Even though I'm not very good at it I find art a very important part of the playful part of math and science. I've bemoaned the narrow-minded focus on STEM in schools enough, so here's a delightful example.
Before film it was discovered we have a persistence of vision - the mind stitches together smooth motion by combing something like 25 still images per second.1 In the early 1800s the zoetrope was invented. A drum with image frames painted on the inside would be spun. It had a series of slits around the periphery that you would look through to watch the short animation. These became toys of the Victorian era leading to more sophisticated design.
Stitching moving still frames into an illusion of motion led to something of the inverse.

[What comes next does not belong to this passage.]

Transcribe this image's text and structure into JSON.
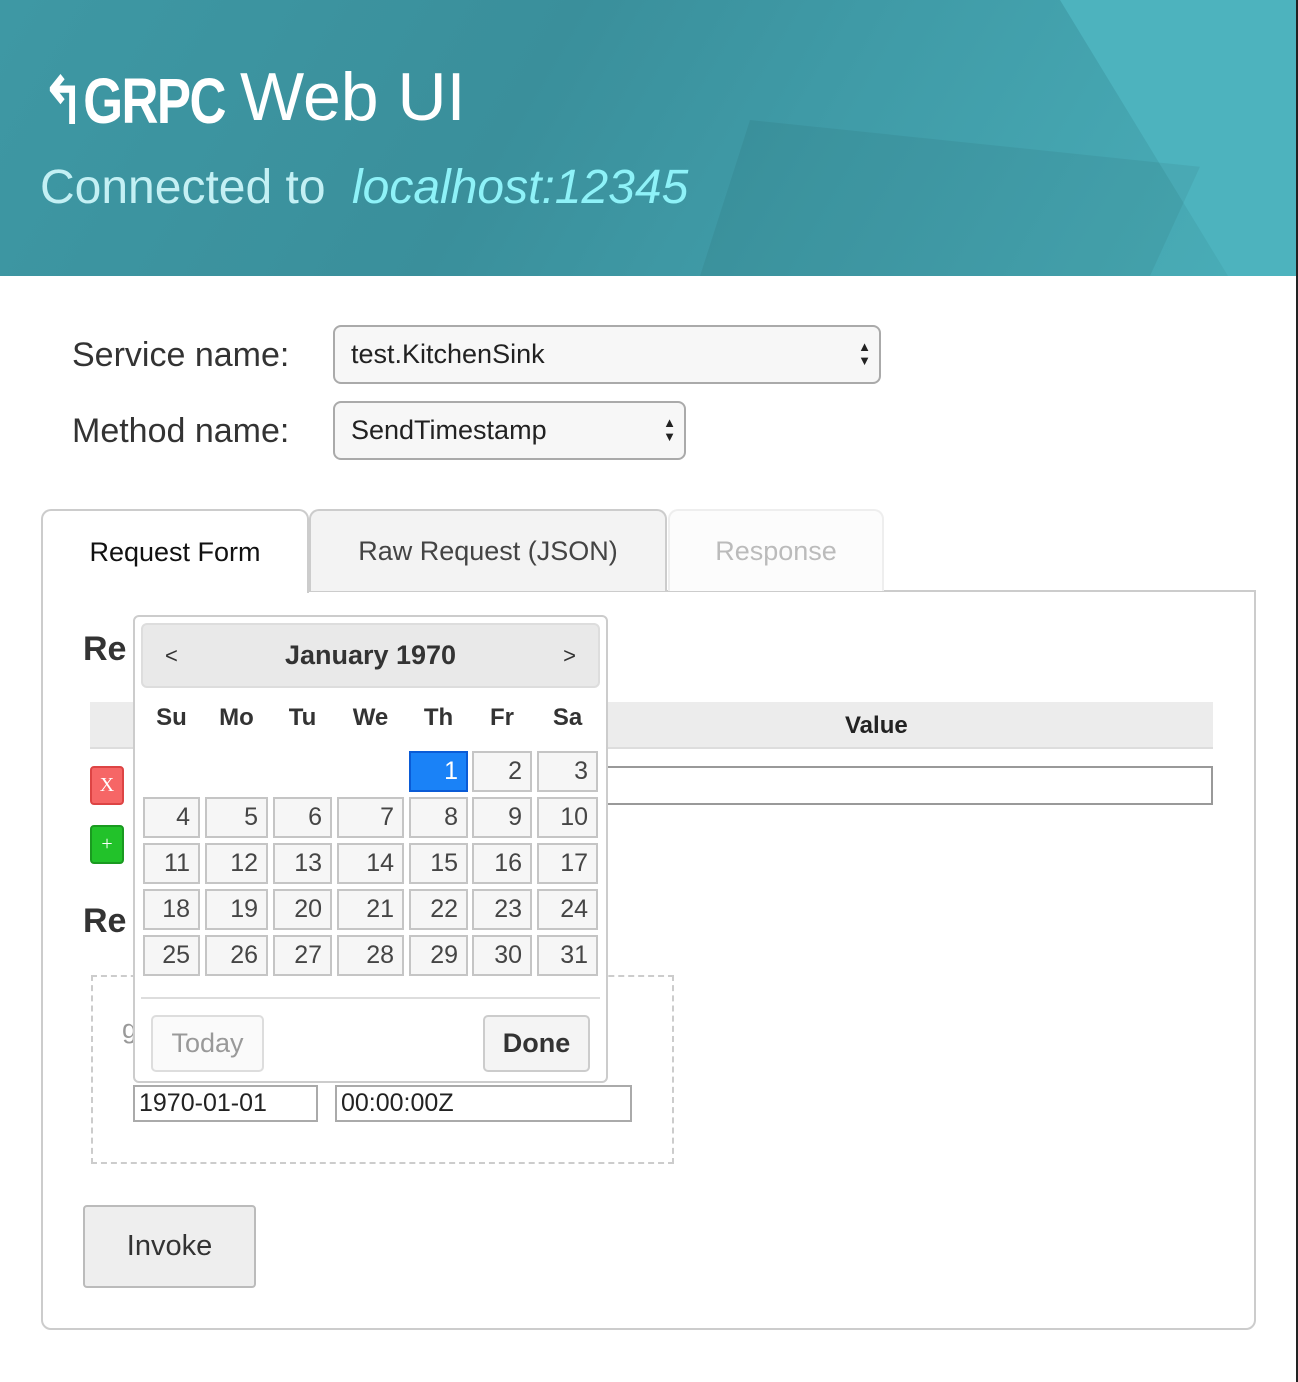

A blurry vibrating guitar string viewed using a bright light that flashes with a regular frequency appears to stop. The stroboscope has a wide range of application - you've probably used one in a high school science class and electronic versions that only display the repeating parts of a signal are fundamental to electrical engineering.
You can write on the surface of a spinning object and by picking the right frequency of a flashing strobe light motion will appear. Now what if you could do this on a complex surface?
The EggBot is a delightful little piece of tech. A computer controlled printer that draws on spherical and roughly spherical shapes. Balls and, well, even eggs. Jiri Zemanek at the Czech Technical University in Prague generates interesting patterns in Matlab which was used to drive his Eggbot. Then he spins the eggs and adjusts the frequency of a strobe light. Art, math, science and engineering and a bit of time for your imagination to take flight.
1 At least most of us think persistence of vision is what allows us to view motion in film. It turns out to be more complicated and a combination of persistence of vision and the phi phenomenon. Persistence of vision is why you don't see the black spaces that come before each frame in a film. The phi phenomenon is the apparent motion of a sequence of still images.